While indigestion may be the result of a disease or an ulcer in the digestive tract, most often it is the result of eating too much, eating too quickly, eating high-fat foods, or eating during stressful situations. Quite often, the terms acid reflux and indigestion are used interchangeably without fully understanding the differences between the two. While many people enjoy the sensation of heat given off by spicy foods such as curries and spices like cayenne, nutmeg and cinnamon, there is no need to make your food bland. Drinking milk is a common home remedy, and it can cause some short-term relief. Overall, however, the calcium in milk makes the stomach produce more acid, which exacerbates the original problem.
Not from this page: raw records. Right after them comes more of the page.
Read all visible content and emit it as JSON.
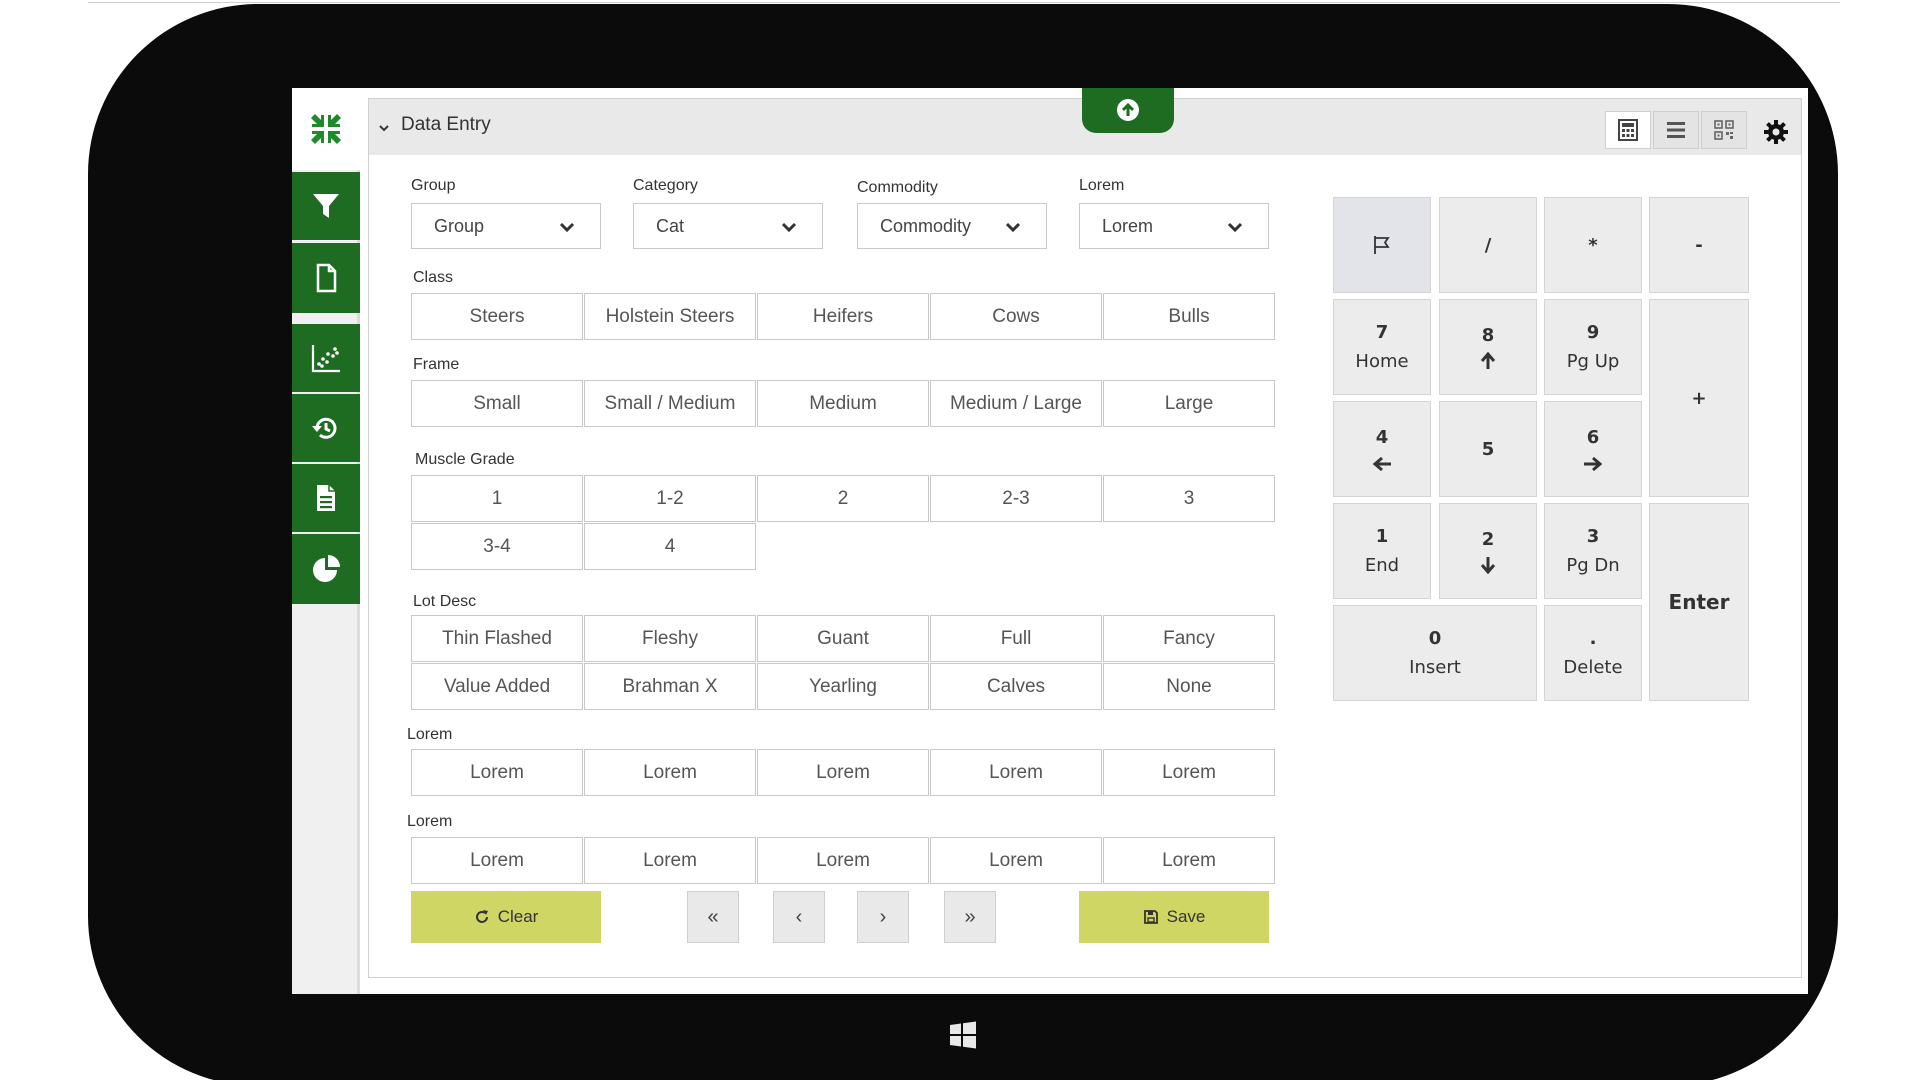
{
  "panel": {
    "title": "Data Entry"
  },
  "sidebar": {
    "items": [
      {
        "icon": "filter-icon"
      },
      {
        "icon": "document-icon"
      },
      {
        "icon": "scatter-chart-icon"
      },
      {
        "icon": "history-icon"
      },
      {
        "icon": "report-icon"
      },
      {
        "icon": "pie-chart-icon"
      }
    ]
  },
  "filters": {
    "group": {
      "label": "Group",
      "value": "Group"
    },
    "category": {
      "label": "Category",
      "value": "Cat"
    },
    "commodity": {
      "label": "Commodity",
      "value": "Commodity"
    },
    "lorem": {
      "label": "Lorem",
      "value": "Lorem"
    }
  },
  "class": {
    "label": "Class",
    "options": [
      "Steers",
      "Holstein Steers",
      "Heifers",
      "Cows",
      "Bulls"
    ]
  },
  "frame": {
    "label": "Frame",
    "options": [
      "Small",
      "Small / Medium",
      "Medium",
      "Medium / Large",
      "Large"
    ]
  },
  "muscle_grade": {
    "label": "Muscle Grade",
    "row1": [
      "1",
      "1-2",
      "2",
      "2-3",
      "3"
    ],
    "row2": [
      "3-4",
      "4"
    ]
  },
  "lot_desc": {
    "label": "Lot Desc",
    "row1": [
      "Thin Flashed",
      "Fleshy",
      "Guant",
      "Full",
      "Fancy"
    ],
    "row2": [
      "Value Added",
      "Brahman X",
      "Yearling",
      "Calves",
      "None"
    ]
  },
  "lorem1": {
    "label": "Lorem",
    "options": [
      "Lorem",
      "Lorem",
      "Lorem",
      "Lorem",
      "Lorem"
    ]
  },
  "lorem2": {
    "label": "Lorem",
    "options": [
      "Lorem",
      "Lorem",
      "Lorem",
      "Lorem",
      "Lorem"
    ]
  },
  "actions": {
    "clear": "Clear",
    "save": "Save",
    "first": "«",
    "prev": "‹",
    "next": "›",
    "last": "»"
  },
  "numpad": {
    "slash": "/",
    "star": "*",
    "minus": "-",
    "plus": "+",
    "k7": "7",
    "k7s": "Home",
    "k8": "8",
    "k9": "9",
    "k9s": "Pg Up",
    "k4": "4",
    "k5": "5",
    "k6": "6",
    "k1": "1",
    "k1s": "End",
    "k2": "2",
    "k3": "3",
    "k3s": "Pg Dn",
    "enter": "Enter",
    "k0": "0",
    "k0s": "Insert",
    "dot": ".",
    "dots": "Delete"
  },
  "colors": {
    "brand_green": "#1e6b22",
    "action_lime": "#cfd664"
  }
}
In general, milk and yogurt can be part of a healthy and balanced diet even if you have acid reflux, but individual tolerance may guide your choices. In addition, there are some who do not tolerate dairy because of a cow’s milk allergy, and sometimes this allergy can mimic acid reflux symptoms. 3. Oatmeal. Like other high-fiber foods, oatmeal may help stave off acid reflux symptoms.
Treatment for GERD may include medications advised by your doctor and certain diet and lifestyle changes. A combination of approaches, and some trial and error, may be necessary. Some foods cause the muscle at the bottom of the esophagus to relax.
Instead, the prevailing scientific theory is that GERD is caused by a dysfunction of the muscular valve (sphincter) that separates the lower end of the esophagus and the stomach. This is known as the lower esophageal valve, or LES. The LES normally opens wide to permit swallowed food and liquids to pass easily into the stomach. Except for belching, this is the only time the LES should open.